  1. “Do you currently have any pet?”

Asking this question to prospective tenants will qualify or disqualify a tenant immediately. If you have a No-Pets policy and the tenant has a pet, stop further rental questionnaire. 

If the renter adheres to your No-Pets policy, then continue with your pre-screening questions. Let them know what your pet guidelines are. Usually, pet guidelines dictate the type, number, breed, and weight of the pet.

In addition to this, use this opportunity to tell the potential renters whether or not you charge a pet deposit. If you do, don’t forget to tell them the specific amount. This will help avoid confusion during lease signing if they make it to that point.

  1. “Do you think you can pass a background and credit check?”

A background check helps landlords know whether the renter has a history of evictions. When looking for a new renter, the reasons for conducting a background check are numerous.

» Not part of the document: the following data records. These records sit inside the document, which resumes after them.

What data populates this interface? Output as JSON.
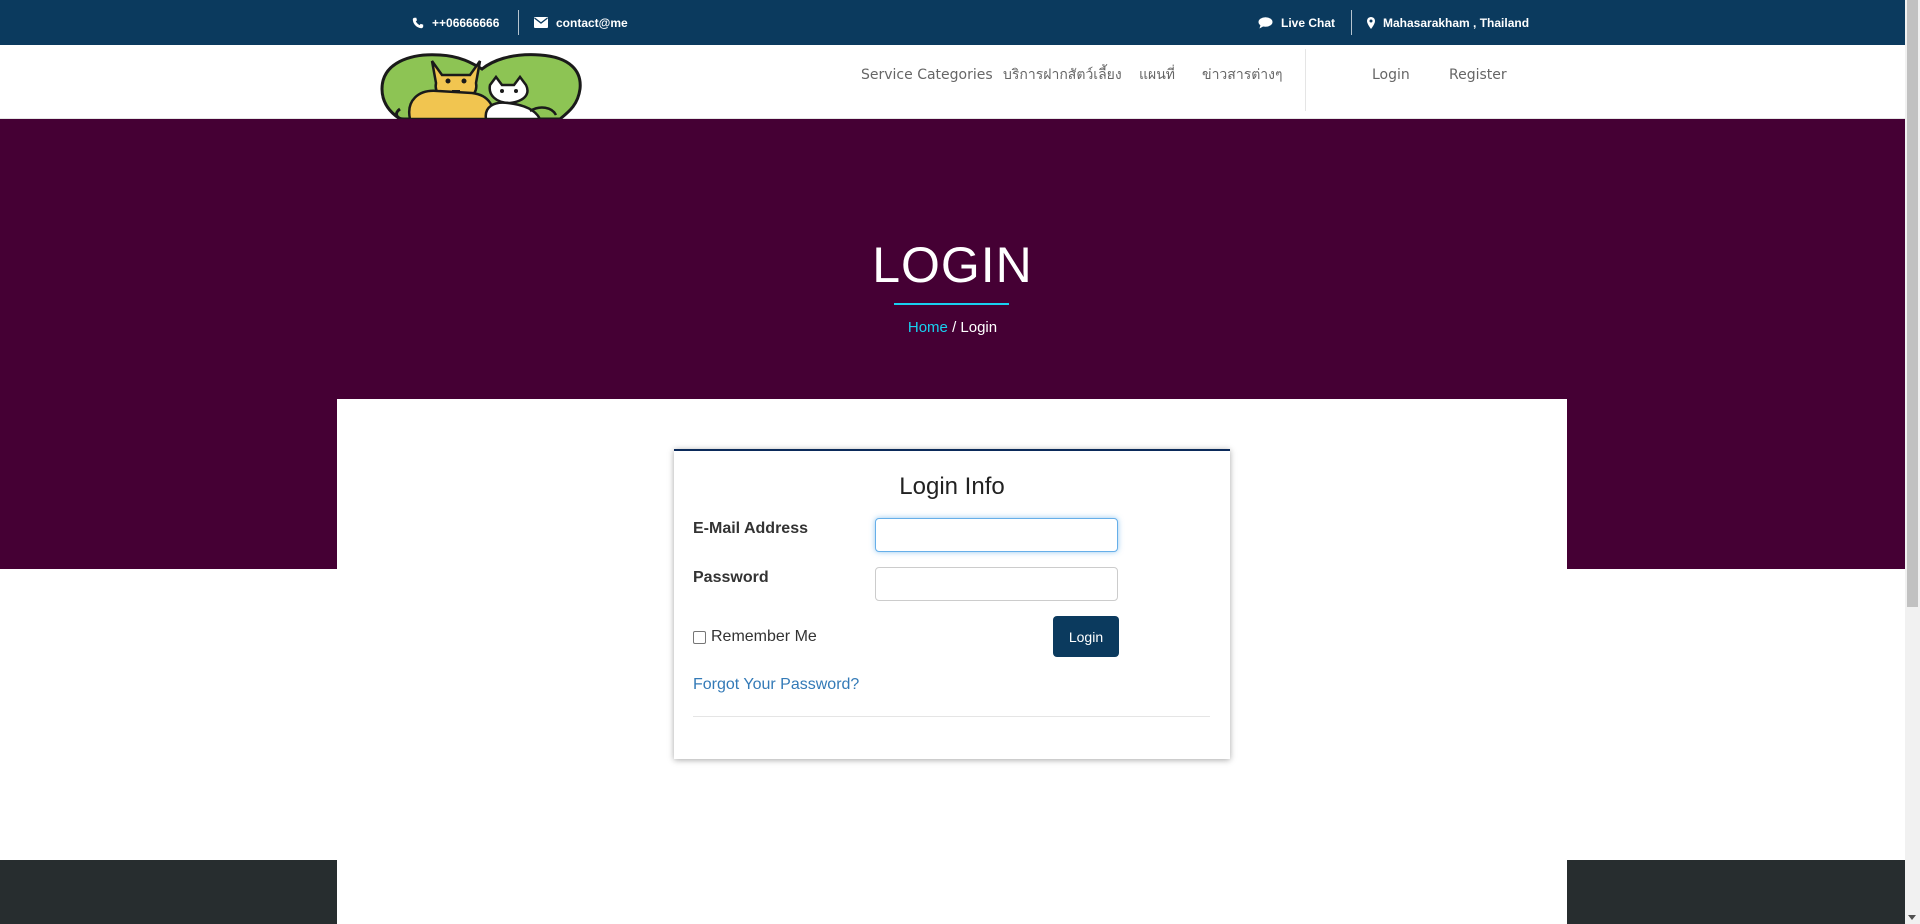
{
  "topbar": {
    "phone": "++06666666",
    "email": "contact@me",
    "live_chat": "Live Chat",
    "location": "Mahasarakham , Thailand",
    "icons": [
      "phone-icon",
      "envelope-icon",
      "chat-bubble-icon",
      "map-marker-icon"
    ]
  },
  "nav": {
    "items": [
      {
        "label": "Service Categories"
      },
      {
        "label": "บริการฝากสัตว์เลี้ยง"
      },
      {
        "label": "แผนที่"
      },
      {
        "label": "ข่าวสารต่างๆ"
      }
    ],
    "login": "Login",
    "register": "Register"
  },
  "hero": {
    "title": "LOGIN",
    "breadcrumb_home": "Home",
    "breadcrumb_sep": "/",
    "breadcrumb_current": "Login"
  },
  "login_form": {
    "title": "Login Info",
    "email_label": "E-Mail Address",
    "email_value": "",
    "password_label": "Password",
    "password_value": "",
    "remember_label": "Remember Me",
    "remember_checked": false,
    "submit_label": "Login",
    "forgot_label": "Forgot Your Password?"
  },
  "colors": {
    "topbar_bg": "#0b3a5e",
    "hero_bg": "#450034",
    "accent_cyan": "#18d0f0",
    "link_blue": "#337ab7",
    "footer_bg": "#272d2f"
  }
}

One reason is, it helps reduce the risk of an eviction. The second reason is, you get to confirm the information of the applicant. Another reason is, you get to protect your property as well as the neighborhood.

A credit check, on the other hand, will help you verify the tenant financially. You will be able to see the loan amounts, accounts up for collection, and bankruptcies.

  1. “Why do you want to move?”

If you ask this question to a prospective tenant, and they say “my landlord terminated my lease,” or “my landlord and I just don’t get along,” you may want to investigate. Find out more details from the landlord. 

That’s why it’s important to ask potential renters for their former landlord’s contact information. You can look up questions to ask previous landlords

Look for legitimate reasons for moving such as getting closer to their friends, family, or work; or moving to a better neighborhood, town, or house.

Questions You Cannot Ask Potential Orlando Tenants

By the same token, there are certain questions that landlords cannot ask potential Orlando tenants. These are questions that are either unfair or are ones that violate the Federal Fair Housing Act.

For the rental application to be fair to all applicants, you need to ask the same exact questions to all of the possible renters. If you fail to do this, you risk being accused of tenant discrimination. Try creating a tenant questionnaire form in advance. 

For instance, it would be discriminatory if you only performed credit checks on tenants of a certain ethnicity. While there is nothing illegal about performing credit checks, it’s wrong if it’s done selectively.

Another example is asking different questions depending on how well potential tenants have dressed. It would be discriminative to ask people who are not necessarily well-dressed, questions about their criminal convictions or eviction history, but overlook such questions when it comes to well-dressed people. 

Questions that violate the Federal Fair Housing Act could also land you in legal trouble. The Federal Fair Housing Act of 1968 prohibits discrimination on the basis of specific characteristics. For example, on race, children, and disability.

In terms of race, it is illegal to ask a renter questions regarding their race. According to the act, a tenant’s race shouldn’t be used as a qualifying standard in an Orlando rental application.

For children, it is illegal to ask a tenant questions about familial status such as, “How many children do you have?” This is because familial status is a protected class under the act. 

Simply put, it’s illegal to ask it. You are, however, allowed to inquire about the number of occupants who will be living in your Orlando rental property.

Also, with regards to disability, it is illegal to ask a renter questions like, “Do you have a service animal?” The prospective renter may interpret this to mean you discriminate against disabled persons. That being said, if you don’t allow pets, you can ask the renter about the pet’s certification status.

As every Orlando landlord knows, the purpose of tenant screening is to select the right tenant for their property. While it’s important for the process to be as thorough as possible, it’s equally important to ensure that no tenant is discriminated against.